[App and web page records]

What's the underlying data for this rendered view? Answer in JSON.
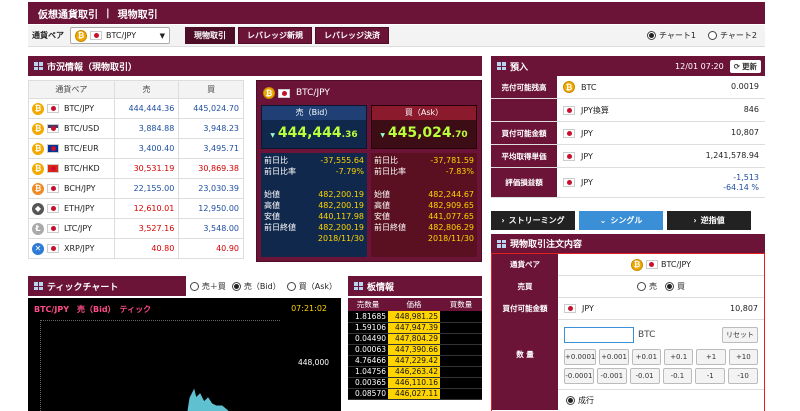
{
  "topbar": {
    "section": "仮想通貨取引",
    "page": "現物取引"
  },
  "subbar": {
    "pair_label": "通貨ペア",
    "pair_value": "BTC/JPY",
    "tabs": [
      "現物取引",
      "レバレッジ新規",
      "レバレッジ決済"
    ],
    "chart_options": [
      "チャート1",
      "チャート2"
    ]
  },
  "market": {
    "title": "市況情報（現物取引）",
    "headers": [
      "通貨ペア",
      "売",
      "買"
    ],
    "rows": [
      {
        "pair": "BTC/JPY",
        "sell": "444,444.36",
        "buy": "445,024.70",
        "coin": "₿",
        "coin_color": "#f2a900",
        "flag": "jp",
        "sell_color": "blue",
        "buy_color": "blue"
      },
      {
        "pair": "BTC/USD",
        "sell": "3,884.88",
        "buy": "3,948.23",
        "coin": "₿",
        "coin_color": "#f2a900",
        "flag": "us",
        "sell_color": "blue",
        "buy_color": "blue"
      },
      {
        "pair": "BTC/EUR",
        "sell": "3,400.40",
        "buy": "3,495.71",
        "coin": "₿",
        "coin_color": "#f2a900",
        "flag": "eu",
        "sell_color": "blue",
        "buy_color": "blue"
      },
      {
        "pair": "BTC/HKD",
        "sell": "30,531.19",
        "buy": "30,869.38",
        "coin": "₿",
        "coin_color": "#f2a900",
        "flag": "hk",
        "sell_color": "red",
        "buy_color": "red"
      },
      {
        "pair": "BCH/JPY",
        "sell": "22,155.00",
        "buy": "23,030.39",
        "coin": "₿",
        "coin_color": "#f08a24",
        "flag": "jp",
        "sell_color": "blue",
        "buy_color": "blue"
      },
      {
        "pair": "ETH/JPY",
        "sell": "12,610.01",
        "buy": "12,950.00",
        "coin": "◆",
        "coin_color": "#555555",
        "flag": "jp",
        "sell_color": "red",
        "buy_color": "blue"
      },
      {
        "pair": "LTC/JPY",
        "sell": "3,527.16",
        "buy": "3,548.00",
        "coin": "Ł",
        "coin_color": "#aaaaaa",
        "flag": "jp",
        "sell_color": "red",
        "buy_color": "blue"
      },
      {
        "pair": "XRP/JPY",
        "sell": "40.80",
        "buy": "40.90",
        "coin": "✕",
        "coin_color": "#2e7bd6",
        "flag": "jp",
        "sell_color": "red",
        "buy_color": "red"
      }
    ]
  },
  "quote": {
    "pair": "BTC/JPY",
    "bid_label": "売（Bid）",
    "ask_label": "買（Ask）",
    "bid_main": "444,444",
    "bid_dec": ".36",
    "ask_main": "445,024",
    "ask_dec": ".70",
    "stat_labels": [
      "前日比",
      "前日比率",
      "始値",
      "高値",
      "安値",
      "前日終値"
    ],
    "bid_stats": [
      "-37,555.64",
      "-7.79%",
      "482,200.19",
      "482,200.19",
      "440,117.98",
      "482,200.19"
    ],
    "ask_stats": [
      "-37,781.59",
      "-7.83%",
      "482,244.67",
      "482,909.65",
      "441,077.65",
      "482,806.29"
    ],
    "date": "2018/11/30"
  },
  "tick": {
    "title": "ティックチャート",
    "options": [
      "売＋買",
      "売（Bid）",
      "買（Ask）"
    ],
    "chart_header": "BTC/JPY　売（Bid）　ティック",
    "time": "07:21:02",
    "level": "448,000"
  },
  "orderbook": {
    "title": "板情報",
    "headers": [
      "売数量",
      "価格",
      "買数量"
    ],
    "rows": [
      {
        "qty": "1.81685",
        "price": "448,981.25"
      },
      {
        "qty": "1.59106",
        "price": "447,947.39"
      },
      {
        "qty": "0.04490",
        "price": "447,804.29"
      },
      {
        "qty": "0.00063",
        "price": "447,390.66"
      },
      {
        "qty": "4.76466",
        "price": "447,229.42"
      },
      {
        "qty": "1.04756",
        "price": "446,263.42"
      },
      {
        "qty": "0.00365",
        "price": "446,110.16"
      },
      {
        "qty": "0.08570",
        "price": "446,027.11"
      }
    ]
  },
  "account": {
    "title": "預入",
    "datetime": "12/01 07:20",
    "refresh": "更新",
    "rows": [
      {
        "label": "売付可能残高",
        "asset": "BTC",
        "value": "0.0019",
        "value2": "",
        "icon": "coin"
      },
      {
        "label": "",
        "asset": "JPY換算",
        "value": "846",
        "value2": "",
        "icon": "jp"
      },
      {
        "label": "買付可能金額",
        "asset": "JPY",
        "value": "10,807",
        "value2": "",
        "icon": "jp"
      },
      {
        "label": "平均取得単価",
        "asset": "JPY",
        "value": "1,241,578.94",
        "value2": "",
        "icon": "jp"
      },
      {
        "label": "評価損益額",
        "asset": "JPY",
        "value": "-1,513",
        "value2": "-64.14 %",
        "icon": "jp"
      }
    ]
  },
  "modes": [
    "ストリーミング",
    "シングル",
    "逆指値"
  ],
  "order": {
    "title": "現物取引注文内容",
    "pair_label": "通貨ペア",
    "pair_value": "BTC/JPY",
    "side_label": "売買",
    "side_options": [
      "売",
      "買"
    ],
    "funds_label": "買付可能金額",
    "funds_asset": "JPY",
    "funds_value": "10,807",
    "qty_label": "数 量",
    "qty_unit": "BTC",
    "reset": "リセット",
    "plus_steps": [
      "+0.0001",
      "+0.001",
      "+0.01",
      "+0.1",
      "+1",
      "+10"
    ],
    "minus_steps": [
      "-0.0001",
      "-0.001",
      "-0.01",
      "-0.1",
      "-1",
      "-10"
    ],
    "exec_option": "成行"
  }
}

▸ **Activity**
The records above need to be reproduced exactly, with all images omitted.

▸ **Expected output**
What's the underlying data for this rendered view? Answer in JSON.
{
  "topbar": {
    "section": "仮想通貨取引",
    "page": "現物取引"
  },
  "subbar": {
    "pair_label": "通貨ペア",
    "pair_value": "BTC/JPY",
    "tabs": [
      "現物取引",
      "レバレッジ新規",
      "レバレッジ決済"
    ],
    "chart_options": [
      "チャート1",
      "チャート2"
    ]
  },
  "market": {
    "title": "市況情報（現物取引）",
    "headers": [
      "通貨ペア",
      "売",
      "買"
    ],
    "rows": [
      {
        "pair": "BTC/JPY",
        "sell": "444,444.36",
        "buy": "445,024.70",
        "coin": "₿",
        "coin_color": "#f2a900",
        "flag": "jp",
        "sell_color": "blue",
        "buy_color": "blue"
      },
      {
        "pair": "BTC/USD",
        "sell": "3,884.88",
        "buy": "3,948.23",
        "coin": "₿",
        "coin_color": "#f2a900",
        "flag": "us",
        "sell_color": "blue",
        "buy_color": "blue"
      },
      {
        "pair": "BTC/EUR",
        "sell": "3,400.40",
        "buy": "3,495.71",
        "coin": "₿",
        "coin_color": "#f2a900",
        "flag": "eu",
        "sell_color": "blue",
        "buy_color": "blue"
      },
      {
        "pair": "BTC/HKD",
        "sell": "30,531.19",
        "buy": "30,869.38",
        "coin": "₿",
        "coin_color": "#f2a900",
        "flag": "hk",
        "sell_color": "red",
        "buy_color": "red"
      },
      {
        "pair": "BCH/JPY",
        "sell": "22,155.00",
        "buy": "23,030.39",
        "coin": "₿",
        "coin_color": "#f08a24",
        "flag": "jp",
        "sell_color": "blue",
        "buy_color": "blue"
      },
      {
        "pair": "ETH/JPY",
        "sell": "12,610.01",
        "buy": "12,950.00",
        "coin": "◆",
        "coin_color": "#555555",
        "flag": "jp",
        "sell_color": "red",
        "buy_color": "blue"
      },
      {
        "pair": "LTC/JPY",
        "sell": "3,527.16",
        "buy": "3,548.00",
        "coin": "Ł",
        "coin_color": "#aaaaaa",
        "flag": "jp",
        "sell_color": "red",
        "buy_color": "blue"
      },
      {
        "pair": "XRP/JPY",
        "sell": "40.80",
        "buy": "40.90",
        "coin": "✕",
        "coin_color": "#2e7bd6",
        "flag": "jp",
        "sell_color": "red",
        "buy_color": "red"
      }
    ]
  },
  "quote": {
    "pair": "BTC/JPY",
    "bid_label": "売（Bid）",
    "ask_label": "買（Ask）",
    "bid_main": "444,444",
    "bid_dec": ".36",
    "ask_main": "445,024",
    "ask_dec": ".70",
    "stat_labels": [
      "前日比",
      "前日比率",
      "始値",
      "高値",
      "安値",
      "前日終値"
    ],
    "bid_stats": [
      "-37,555.64",
      "-7.79%",
      "482,200.19",
      "482,200.19",
      "440,117.98",
      "482,200.19"
    ],
    "ask_stats": [
      "-37,781.59",
      "-7.83%",
      "482,244.67",
      "482,909.65",
      "441,077.65",
      "482,806.29"
    ],
    "date": "2018/11/30"
  },
  "tick": {
    "title": "ティックチャート",
    "options": [
      "売＋買",
      "売（Bid）",
      "買（Ask）"
    ],
    "chart_header": "BTC/JPY　売（Bid）　ティック",
    "time": "07:21:02",
    "level": "448,000"
  },
  "orderbook": {
    "title": "板情報",
    "headers": [
      "売数量",
      "価格",
      "買数量"
    ],
    "rows": [
      {
        "qty": "1.81685",
        "price": "448,981.25"
      },
      {
        "qty": "1.59106",
        "price": "447,947.39"
      },
      {
        "qty": "0.04490",
        "price": "447,804.29"
      },
      {
        "qty": "0.00063",
        "price": "447,390.66"
      },
      {
        "qty": "4.76466",
        "price": "447,229.42"
      },
      {
        "qty": "1.04756",
        "price": "446,263.42"
      },
      {
        "qty": "0.00365",
        "price": "446,110.16"
      },
      {
        "qty": "0.08570",
        "price": "446,027.11"
      }
    ]
  },
  "account": {
    "title": "預入",
    "datetime": "12/01 07:20",
    "refresh": "更新",
    "rows": [
      {
        "label": "売付可能残高",
        "asset": "BTC",
        "value": "0.0019",
        "value2": "",
        "icon": "coin"
      },
      {
        "label": "",
        "asset": "JPY換算",
        "value": "846",
        "value2": "",
        "icon": "jp"
      },
      {
        "label": "買付可能金額",
        "asset": "JPY",
        "value": "10,807",
        "value2": "",
        "icon": "jp"
      },
      {
        "label": "平均取得単価",
        "asset": "JPY",
        "value": "1,241,578.94",
        "value2": "",
        "icon": "jp"
      },
      {
        "label": "評価損益額",
        "asset": "JPY",
        "value": "-1,513",
        "value2": "-64.14 %",
        "icon": "jp"
      }
    ]
  },
  "modes": [
    "ストリーミング",
    "シングル",
    "逆指値"
  ],
  "order": {
    "title": "現物取引注文内容",
    "pair_label": "通貨ペア",
    "pair_value": "BTC/JPY",
    "side_label": "売買",
    "side_options": [
      "売",
      "買"
    ],
    "funds_label": "買付可能金額",
    "funds_asset": "JPY",
    "funds_value": "10,807",
    "qty_label": "数 量",
    "qty_unit": "BTC",
    "reset": "リセット",
    "plus_steps": [
      "+0.0001",
      "+0.001",
      "+0.01",
      "+0.1",
      "+1",
      "+10"
    ],
    "minus_steps": [
      "-0.0001",
      "-0.001",
      "-0.01",
      "-0.1",
      "-1",
      "-10"
    ],
    "exec_option": "成行"
  }
}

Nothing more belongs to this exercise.